I'm starting my education in Graphic Design soon (once I finish my current degree) and I'm pretty much immersed myself information in preparation including textbooks that I will be using and websites (like this one) to improve my knowlege base.

I also work at a retail store where I do graphic design on a daily basis in the print shop. Which has helped me in figuing out what I can and can't do and how long it takes me to complete a task.

The one hurdle that I'm facing right now is the ability for me to come up with layouts for designs and to be able to visualize compositions. I know that most of this will come with practice, my friends who have completed thier degrees have said that layout and composition are pretty straight forward and there are plenty of resources to learn or get inspired on how to layout graphics.

What are some of these resources? There are no books that I can find at my local library or Barney Nobo as thier graphic arts/design sections are very limiting.

I have purchased the Layout Index, but I find the book really....dated. I can kind of see what they are trying to do with the book, but all of the layouts that are in the book don't really inspire me.

Are there better places that explain layout? Perhaps mathematically? I do really well with math.

I also ask for print media specifically because there's already a good question asked about web layout.

  • The Layout Index book is great, but the key is to not use it literally. Instead use it to mix and match concepts.
    – DA01
    Commented Feb 7, 2013 at 2:30

1 Answer 1


If you enjoy math, put it to use developing grid and proportion systems. Experiment with various geometries all you like (I hinted at that in this answer). In the end, it comes down to having or developing an eye for the end result but experimenting will help. Try classical systems like pentagons, golden triangles, golden rectangles, circles, etc.

Grid Systems analyzes products and layouts to expose their underlying geometry. It's a nice mix of visuals and analysis. As a bonus, Princeton Architectural Press did a lovely job with vellum grid overlays on the artwork.

The Form of the Book is a favorite of mine written by Jan Tschichold, a master of book layout. Tschichold spent years in analysis of classical book proportion and layout and documents his findings succinctly in this collection of essays. It's hard (or expensive) to get your hands on these days.

Grid Systems in Graphic Design is the classic on the subject of layout systems from Josef Muller-Brockmann. It's very much International Style in it's approach, but widely applicable even today. In fact, despite it's age, one of the best applications of his principles today is on the web.

Making and Breaking the Grid is one I've never read myself, but I've heard good things about it. From what I understand, it's more of a look book than Brockmann's or Tshichold's.

Books like Layout Index are really a step in the wrong direction.

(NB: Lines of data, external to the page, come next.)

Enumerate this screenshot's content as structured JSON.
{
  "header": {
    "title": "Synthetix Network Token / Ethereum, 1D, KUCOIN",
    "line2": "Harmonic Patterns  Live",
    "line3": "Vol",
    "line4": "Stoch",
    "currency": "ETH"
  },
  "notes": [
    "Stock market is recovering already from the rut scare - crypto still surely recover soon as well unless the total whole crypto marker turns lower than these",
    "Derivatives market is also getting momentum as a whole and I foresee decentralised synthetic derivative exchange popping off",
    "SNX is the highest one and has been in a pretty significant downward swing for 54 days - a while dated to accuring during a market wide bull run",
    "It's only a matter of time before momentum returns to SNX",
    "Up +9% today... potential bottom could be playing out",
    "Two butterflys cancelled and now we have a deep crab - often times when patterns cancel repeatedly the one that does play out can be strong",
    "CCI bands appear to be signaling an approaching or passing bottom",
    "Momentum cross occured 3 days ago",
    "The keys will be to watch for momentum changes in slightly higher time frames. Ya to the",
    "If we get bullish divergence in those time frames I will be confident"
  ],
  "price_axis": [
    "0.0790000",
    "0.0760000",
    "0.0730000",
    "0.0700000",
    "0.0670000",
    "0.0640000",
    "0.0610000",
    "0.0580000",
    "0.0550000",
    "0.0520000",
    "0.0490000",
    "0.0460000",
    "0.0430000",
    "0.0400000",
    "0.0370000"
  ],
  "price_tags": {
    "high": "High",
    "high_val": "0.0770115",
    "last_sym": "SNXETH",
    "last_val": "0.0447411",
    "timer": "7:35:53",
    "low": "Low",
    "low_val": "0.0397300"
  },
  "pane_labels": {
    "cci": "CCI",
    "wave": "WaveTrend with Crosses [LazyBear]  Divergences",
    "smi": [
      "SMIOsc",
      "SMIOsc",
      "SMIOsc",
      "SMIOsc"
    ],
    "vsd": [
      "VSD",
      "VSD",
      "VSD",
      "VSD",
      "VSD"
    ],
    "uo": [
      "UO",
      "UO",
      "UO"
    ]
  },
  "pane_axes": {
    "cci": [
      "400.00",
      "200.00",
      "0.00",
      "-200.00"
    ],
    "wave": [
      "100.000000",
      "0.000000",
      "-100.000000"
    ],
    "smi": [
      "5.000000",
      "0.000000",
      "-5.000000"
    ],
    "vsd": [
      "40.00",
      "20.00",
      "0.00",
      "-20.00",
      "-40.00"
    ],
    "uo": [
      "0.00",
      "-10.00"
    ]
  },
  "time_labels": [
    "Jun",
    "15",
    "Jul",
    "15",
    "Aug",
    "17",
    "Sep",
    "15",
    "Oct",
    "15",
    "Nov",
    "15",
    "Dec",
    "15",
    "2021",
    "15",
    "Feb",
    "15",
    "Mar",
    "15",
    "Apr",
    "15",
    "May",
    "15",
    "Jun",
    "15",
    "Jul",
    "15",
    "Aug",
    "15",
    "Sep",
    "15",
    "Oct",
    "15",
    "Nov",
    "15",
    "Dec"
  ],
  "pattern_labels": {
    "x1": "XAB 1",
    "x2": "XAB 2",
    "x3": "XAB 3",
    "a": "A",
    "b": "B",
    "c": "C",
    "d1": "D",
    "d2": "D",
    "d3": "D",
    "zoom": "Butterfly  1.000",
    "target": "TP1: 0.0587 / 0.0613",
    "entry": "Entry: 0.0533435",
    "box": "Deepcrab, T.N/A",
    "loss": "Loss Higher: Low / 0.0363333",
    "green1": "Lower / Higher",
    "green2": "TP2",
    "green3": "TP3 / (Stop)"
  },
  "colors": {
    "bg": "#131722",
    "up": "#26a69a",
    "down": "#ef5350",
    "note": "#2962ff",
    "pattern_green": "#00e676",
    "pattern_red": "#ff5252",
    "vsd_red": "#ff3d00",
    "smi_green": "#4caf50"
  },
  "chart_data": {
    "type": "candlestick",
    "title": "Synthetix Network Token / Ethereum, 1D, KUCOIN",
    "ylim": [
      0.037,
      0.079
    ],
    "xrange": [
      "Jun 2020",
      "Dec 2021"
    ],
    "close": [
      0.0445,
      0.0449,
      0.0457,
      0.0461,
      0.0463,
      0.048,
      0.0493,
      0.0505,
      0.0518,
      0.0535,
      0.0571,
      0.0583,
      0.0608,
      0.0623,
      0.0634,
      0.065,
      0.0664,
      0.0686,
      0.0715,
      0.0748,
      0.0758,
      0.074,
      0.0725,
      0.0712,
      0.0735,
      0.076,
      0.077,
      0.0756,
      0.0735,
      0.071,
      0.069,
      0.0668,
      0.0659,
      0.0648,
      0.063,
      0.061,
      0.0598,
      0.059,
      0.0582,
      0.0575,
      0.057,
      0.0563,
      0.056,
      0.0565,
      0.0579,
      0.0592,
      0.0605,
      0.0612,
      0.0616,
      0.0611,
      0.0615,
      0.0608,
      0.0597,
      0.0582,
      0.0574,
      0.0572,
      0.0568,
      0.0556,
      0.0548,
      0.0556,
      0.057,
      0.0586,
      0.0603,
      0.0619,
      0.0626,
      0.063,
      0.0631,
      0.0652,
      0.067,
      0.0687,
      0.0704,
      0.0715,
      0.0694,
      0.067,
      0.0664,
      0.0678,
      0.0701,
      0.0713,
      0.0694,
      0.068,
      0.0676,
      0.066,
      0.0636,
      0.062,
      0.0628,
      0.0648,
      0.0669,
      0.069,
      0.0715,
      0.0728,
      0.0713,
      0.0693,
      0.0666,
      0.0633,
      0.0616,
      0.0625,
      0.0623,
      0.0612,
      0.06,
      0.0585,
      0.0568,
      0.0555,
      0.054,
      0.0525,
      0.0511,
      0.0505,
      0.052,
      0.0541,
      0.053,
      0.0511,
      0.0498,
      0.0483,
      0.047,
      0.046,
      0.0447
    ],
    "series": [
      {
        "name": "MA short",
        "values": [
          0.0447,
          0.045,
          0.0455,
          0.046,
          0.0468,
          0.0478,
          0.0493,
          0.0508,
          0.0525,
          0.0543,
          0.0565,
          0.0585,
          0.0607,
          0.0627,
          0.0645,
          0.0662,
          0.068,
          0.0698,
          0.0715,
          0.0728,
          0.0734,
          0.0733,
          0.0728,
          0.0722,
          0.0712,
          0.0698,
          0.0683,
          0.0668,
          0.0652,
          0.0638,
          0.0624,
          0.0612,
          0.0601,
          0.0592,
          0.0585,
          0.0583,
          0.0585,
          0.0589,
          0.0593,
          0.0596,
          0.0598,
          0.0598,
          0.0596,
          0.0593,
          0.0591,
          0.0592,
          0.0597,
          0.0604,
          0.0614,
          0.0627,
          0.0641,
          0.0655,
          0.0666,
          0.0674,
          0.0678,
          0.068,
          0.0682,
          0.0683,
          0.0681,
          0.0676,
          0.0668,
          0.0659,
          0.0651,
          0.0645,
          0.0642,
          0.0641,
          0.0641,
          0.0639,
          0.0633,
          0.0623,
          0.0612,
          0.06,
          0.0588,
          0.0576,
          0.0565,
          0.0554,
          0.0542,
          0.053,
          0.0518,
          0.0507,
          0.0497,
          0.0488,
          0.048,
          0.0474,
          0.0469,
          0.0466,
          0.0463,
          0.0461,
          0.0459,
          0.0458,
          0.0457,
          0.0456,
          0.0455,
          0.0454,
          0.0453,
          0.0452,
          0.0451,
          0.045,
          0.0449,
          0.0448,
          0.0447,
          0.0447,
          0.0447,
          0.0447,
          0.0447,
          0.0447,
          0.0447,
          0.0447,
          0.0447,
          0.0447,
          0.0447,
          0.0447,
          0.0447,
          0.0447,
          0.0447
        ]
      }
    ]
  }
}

What you need isn't solutions to copy but principles to learn and develop in your own unique way.

  • Yeah, I really want to learn principles and I'm finding that the Layout Index was just not what I was looking for. I didn't learn anything. Commented Feb 7, 2013 at 1:56
  • I don't have my copy of the Layout Index in front of me, but from what I recall, it wasn't a book where you copy layouts, but it was more of a brainstorming tool. It'd been a while since I picked it up so I may be remembering it wrong.
    – DA01
    Commented Feb 7, 2013 at 2:38
  • @DA01 That's what everyone is saying about it, but when I looked at it, it didn't give me any inspiration. I wanted the book to be more bare bones. Like wireframes where I wasn't destracted by the visuals they had. Commented Feb 7, 2013 at 3:56
  • Now I'm on a quest to find my copy of that somewhere!...
    – DA01
    Commented Feb 7, 2013 at 4:15
  • The whole "index" series was just junk, imho. I stay clear of design and advertising annuals for the same reason: I'd rather be out studying other fields or learning new skills than staring at a bunch of reprints someone else made. Commented Feb 7, 2013 at 5:36

Your Answer

By clicking “Post Your Answer”, you agree to our terms of service and acknowledge you have read our privacy policy.

Not the answer you're looking for? Browse other questions tagged or ask your own question.